Visiting the Greek Islands

After a long, harsh winter many Brits will be desperately seeking a little sunshine, sea and blue sky this summer. The Greek islands, with their crystal clear turqoise waters and white villages, have been popular with British tourists for decades, and for good reason. We check when and where to go, and why.

Visit the Greek islands

Pic: Getty

When to go
The tourist season on most of the Greek islands runs from Easter through to mid-October, with the southerly isles of Crete and Rhodes stretching through to late October.

The height of the season is July and August, where you'll benefit from warm seas and steamy temperatures, but may have to contend with hordes of other tourists and the famous meltemi, or maistros, if you are holidaying in the Ionian islands, winds that whip across the sands at this time of year.

So to avoid the busiest periods, enjoy more moderate but still beautiful temperatures, and get better rates on flights and hotels, try mid-May to late June or September.

Which island?
With so many options to choose from, picking the right island on which to take your break really depends on what you want from your holiday.

The likes of Kos, Corfu, Zante and Mykonos, for instance, are well known as 'party islands' and offer plenty for hedonists looking to party the night away at a club while soaking up the sun during the day.

Sun-seekers hoping to laze beneath the blue skies with the clear waters of the Aegean lapping at the shore are spoilt in the Greek islands. Lipsi is a quiet island that boasts stunning beaches such as Platys Gialos and Kambos. The tiny island of Kastelorizo offers beautiful seclusion at St George, where you can snorkel and sunbathe virtually without being disturbed. And for something a little more spectacular, try the volanic island of Milos, where there are rocks of red, brown and bright white, and an astonishing 70 colourful beaches.

Of course, Greece and the islands are synonymous with ancient history and those travelling with the intention of seeing some of the awesome architecture, history and culture will not be disappointed.

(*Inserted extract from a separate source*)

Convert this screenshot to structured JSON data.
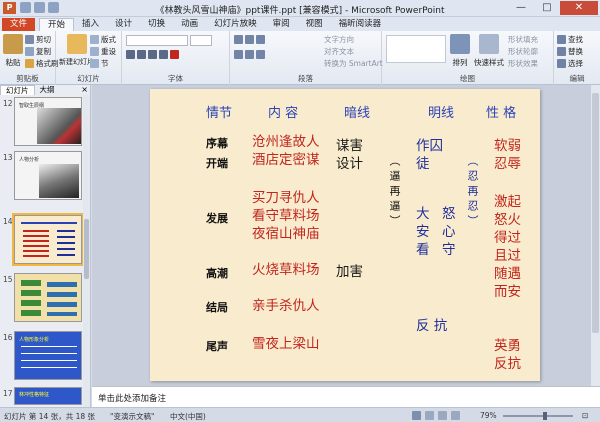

Hydra, for instance, retains all the charm of days gone by having banned cars, motorbikes and the high-rise hotels and apartment blocks that have blighted many a holiday isle. At Hydra port, you'll find monasteries, museums and art galleries, many of which are housed in 18th century mansions. And trips to the pebbly beaches are by donkey or water taxi.

Elsewhere, Corfu boasts an amazing array of Venetian, French and British architecture, the old walled town at Rhodes is a sight to behold, and Patmos is home to the grotto in which St John, no less, wrote the Book of Revelations.

There is plenty on offer for the more active among you too. Walk around the tiny southerly island of Gavdos and you'll enjoy the heady aroma of sea juniper and wild thyme, wild flowers galore, and golden beaches to boot. No hotels means if you're after a room you'll have to book into a taverna, but it's worth taking a tent, as campers are welcomed across the island.

Ithaca, one of the Ionian islands, is surprisingly lush and green, and there are hiking and biking trails for walkers, and the equally fertile isle of Naxos is a walker's paradise, with ancient paths connecting the inland villages that will take you past ancient temples, Hellenistic towers and Byzantine churches.

And with ferries and flights from isle to isle, the Greek islands provide the perfect opportunity to mix and match to create your perfect holiday.

Are you a regular visitor to the Greek islands? Which would you recommend and why? Leave your comments below...